Written by Kirk Markey
Addiction loves to keep secrets. It treasures and cherishes them above all other things, to the extent that the addict begins to construct a moral foundation out of the secrets that he or she keeps to maintain their using patterns. Secrecy is the axis on which many other drug abuse symptoms revolve, because addiction cannot live long in the light. It thrives best in a murky world of secrets and misguided loyalty, where drug abuse symptoms can live a veiled and unimpeded life, a life that cannot bear the scrutiny of the honest human gaze or the clarity it brings. Stripped of its secrecy, addiction is revealed for the cowardly monster it is and authentic life can begin to reassert itself.
As the loved ones of the suffering addict, our best tools are awareness, knowledge, and the ability to penetrate the shroud of secrecy and spot drug abuse symptoms as they appear.

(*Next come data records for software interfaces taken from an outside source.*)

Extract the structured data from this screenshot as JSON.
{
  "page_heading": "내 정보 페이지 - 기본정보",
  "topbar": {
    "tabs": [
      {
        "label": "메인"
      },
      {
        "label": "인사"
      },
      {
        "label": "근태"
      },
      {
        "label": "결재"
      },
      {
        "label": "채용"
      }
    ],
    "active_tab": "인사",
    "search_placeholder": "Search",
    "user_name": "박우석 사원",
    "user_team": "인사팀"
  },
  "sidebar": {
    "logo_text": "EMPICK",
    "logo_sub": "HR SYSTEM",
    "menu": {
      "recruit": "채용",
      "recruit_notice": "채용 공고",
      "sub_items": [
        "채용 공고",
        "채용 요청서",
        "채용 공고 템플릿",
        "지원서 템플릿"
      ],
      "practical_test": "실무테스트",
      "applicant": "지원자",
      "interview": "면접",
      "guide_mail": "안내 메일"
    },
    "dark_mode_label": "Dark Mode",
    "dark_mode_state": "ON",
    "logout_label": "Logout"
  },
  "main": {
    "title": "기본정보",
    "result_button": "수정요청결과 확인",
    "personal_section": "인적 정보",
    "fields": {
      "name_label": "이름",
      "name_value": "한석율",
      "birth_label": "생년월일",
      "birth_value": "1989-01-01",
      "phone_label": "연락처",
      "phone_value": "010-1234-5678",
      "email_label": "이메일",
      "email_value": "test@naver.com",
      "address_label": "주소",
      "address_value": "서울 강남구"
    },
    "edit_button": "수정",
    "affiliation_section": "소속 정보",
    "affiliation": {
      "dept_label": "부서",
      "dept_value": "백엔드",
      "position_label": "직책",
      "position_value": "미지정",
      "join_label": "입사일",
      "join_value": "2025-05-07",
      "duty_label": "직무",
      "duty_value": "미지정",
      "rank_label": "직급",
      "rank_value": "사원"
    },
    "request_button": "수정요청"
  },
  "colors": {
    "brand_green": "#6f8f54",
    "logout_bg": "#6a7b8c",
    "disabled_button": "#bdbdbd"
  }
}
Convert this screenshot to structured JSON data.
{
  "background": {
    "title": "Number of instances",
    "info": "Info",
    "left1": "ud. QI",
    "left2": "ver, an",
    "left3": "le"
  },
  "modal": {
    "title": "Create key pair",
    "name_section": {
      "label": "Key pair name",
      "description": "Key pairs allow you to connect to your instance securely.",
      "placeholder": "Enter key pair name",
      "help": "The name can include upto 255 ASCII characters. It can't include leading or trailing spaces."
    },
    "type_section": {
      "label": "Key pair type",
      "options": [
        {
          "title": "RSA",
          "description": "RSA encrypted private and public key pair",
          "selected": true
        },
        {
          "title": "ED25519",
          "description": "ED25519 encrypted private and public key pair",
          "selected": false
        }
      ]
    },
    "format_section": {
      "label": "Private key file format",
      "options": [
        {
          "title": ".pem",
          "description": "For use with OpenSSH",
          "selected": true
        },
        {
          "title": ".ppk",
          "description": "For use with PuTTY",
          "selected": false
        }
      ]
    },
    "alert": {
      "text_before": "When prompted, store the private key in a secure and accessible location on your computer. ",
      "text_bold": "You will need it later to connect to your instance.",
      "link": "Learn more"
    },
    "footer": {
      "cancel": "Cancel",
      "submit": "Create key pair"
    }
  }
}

And they will appear. They can be subtle at first, and manifest themselves as nothing but slight changes in personality and attitude, but drug abuse symptoms always appear and give themselves away. But only if we’re paying attention. Drug abuse symptoms may seem like almost microscopic changes at first, but if we’re willing to be honest with ourselves and look at our children, spouses, and parents with a clear, we’ll quickly recognize that something unnatural is happening to them.
But just like every person is different, every addict is different too, and their drug abuse symptoms will present themselves in a variety of ways, according to their constitution and personality. Fortunately for us, drug abuse symptoms usually exist within certain known latitudes or parameters, and when we know what these categories are, a fuller awareness is not far behind. And only when armed with this fuller awareness can we be truly helpful.
For some, the first drug abuse symptoms to appear are physical in nature. Depending on the drug, they can include the following: bloodshot or dilated pupils, excessive sweating, trembling, slurred speech, clumsiness, labored breathing, itchiness, marked changes in appetite or sleep patterns, runny nose etc. The list could go on and on, but this should give a general idea of what to look for if you’re concerned. Now, we don’t want to jump the gun and start making accusations at the first appearance of these possible drug abuse symptoms. What we’re looking for are consistent patterns and a worsening of these conditions. If these symptoms recur in your loved one consistently, without any other plausible explanation for their cause, they might be evidence of a problem. A healthy person only gets so many colds a year after all.
Rapid and inexplicable changes in behavior are often the most visible and distressing of the typical drug abuse symptoms. In addition to the excessive secrecy mentioned above, these can include: loss of interest in hobbies and activities, lack of energy and motivation, withdrawal from family and friends, sudden mood changes, irritability, paranoia, noticeable increase in anxiety or panic attacks, restlessness, depression etc. Again, we’re looking for patterns that have no other plausible explanation. We’re also looking for the conjunction and constant recurrence of these possible drug abuse symptoms. If these conditions appear often and along with one another, it might be wise to take a closer look or even consult with an addictions professional.
The bottom line is that we know our loved ones well. We know how they look and act when they’re doing well. We know what troubles them and what gives them pleasure in life. If there are consistent changes in any of these typical patterns, and there is no other plausible explanation for them, then it might be time to take decisive and specific action. Otherwise, we are just feeding addiction with more secrets and helping it to live well.